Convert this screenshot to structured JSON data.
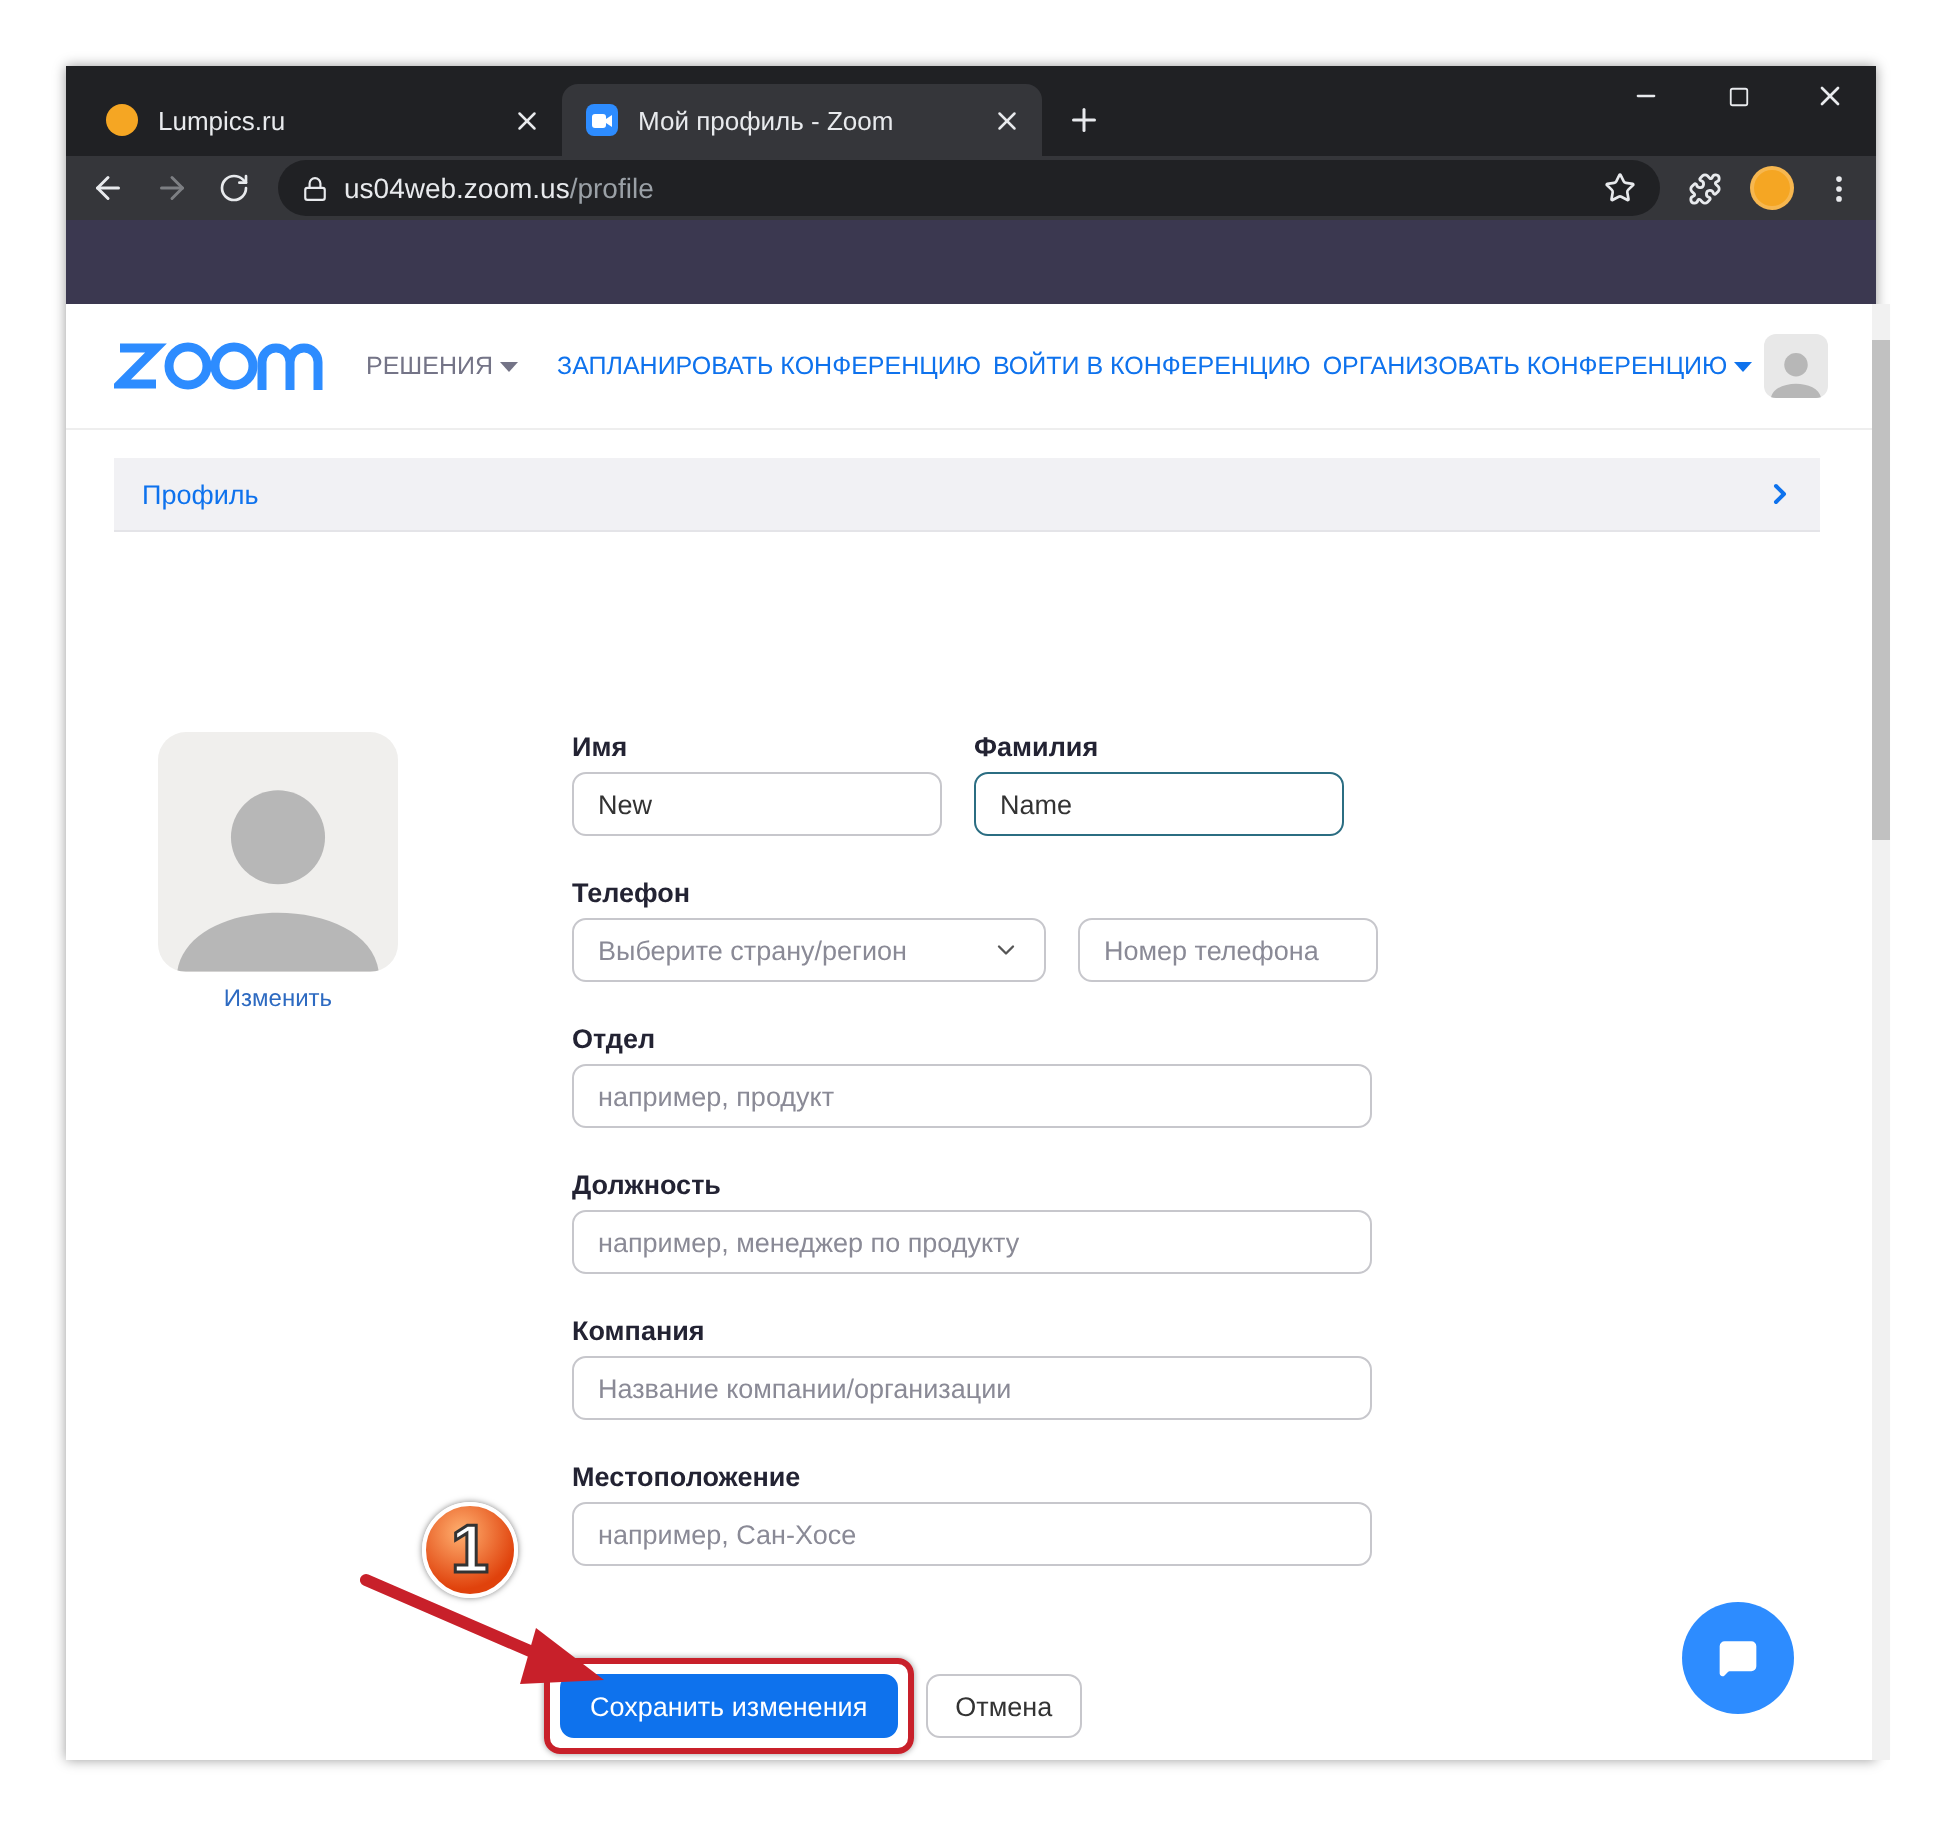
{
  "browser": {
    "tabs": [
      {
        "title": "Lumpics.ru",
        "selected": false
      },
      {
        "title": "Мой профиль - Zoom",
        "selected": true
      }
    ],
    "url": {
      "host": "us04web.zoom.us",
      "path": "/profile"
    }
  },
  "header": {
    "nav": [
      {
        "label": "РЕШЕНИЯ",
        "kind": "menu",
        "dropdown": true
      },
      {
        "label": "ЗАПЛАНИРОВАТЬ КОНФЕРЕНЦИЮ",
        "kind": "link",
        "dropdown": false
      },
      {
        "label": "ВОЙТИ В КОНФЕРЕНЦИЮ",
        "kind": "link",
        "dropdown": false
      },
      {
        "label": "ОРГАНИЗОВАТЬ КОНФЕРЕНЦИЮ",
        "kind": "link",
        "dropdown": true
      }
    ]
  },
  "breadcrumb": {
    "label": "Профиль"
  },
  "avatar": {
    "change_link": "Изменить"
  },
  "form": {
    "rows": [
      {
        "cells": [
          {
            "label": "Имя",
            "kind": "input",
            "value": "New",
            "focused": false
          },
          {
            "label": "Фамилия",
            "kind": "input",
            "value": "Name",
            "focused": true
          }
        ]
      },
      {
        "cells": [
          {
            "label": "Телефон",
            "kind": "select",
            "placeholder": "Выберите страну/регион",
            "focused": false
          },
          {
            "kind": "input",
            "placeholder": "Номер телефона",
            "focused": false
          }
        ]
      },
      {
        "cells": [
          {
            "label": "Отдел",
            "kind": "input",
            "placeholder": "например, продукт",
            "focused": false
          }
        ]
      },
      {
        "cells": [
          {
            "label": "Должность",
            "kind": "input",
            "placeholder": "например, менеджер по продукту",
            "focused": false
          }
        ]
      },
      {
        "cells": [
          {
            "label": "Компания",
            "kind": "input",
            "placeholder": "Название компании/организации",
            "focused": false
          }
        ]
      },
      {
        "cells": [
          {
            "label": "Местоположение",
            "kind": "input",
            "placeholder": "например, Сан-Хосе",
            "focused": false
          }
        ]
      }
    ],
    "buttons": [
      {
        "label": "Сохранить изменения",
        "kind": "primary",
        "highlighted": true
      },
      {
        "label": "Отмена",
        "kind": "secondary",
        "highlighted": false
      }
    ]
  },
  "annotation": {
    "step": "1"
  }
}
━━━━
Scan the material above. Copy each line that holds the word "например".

Output for this task
            "placeholder": "например, продукт",
            "placeholder": "например, менеджер по продукту",
            "placeholder": "например, Сан-Хосе",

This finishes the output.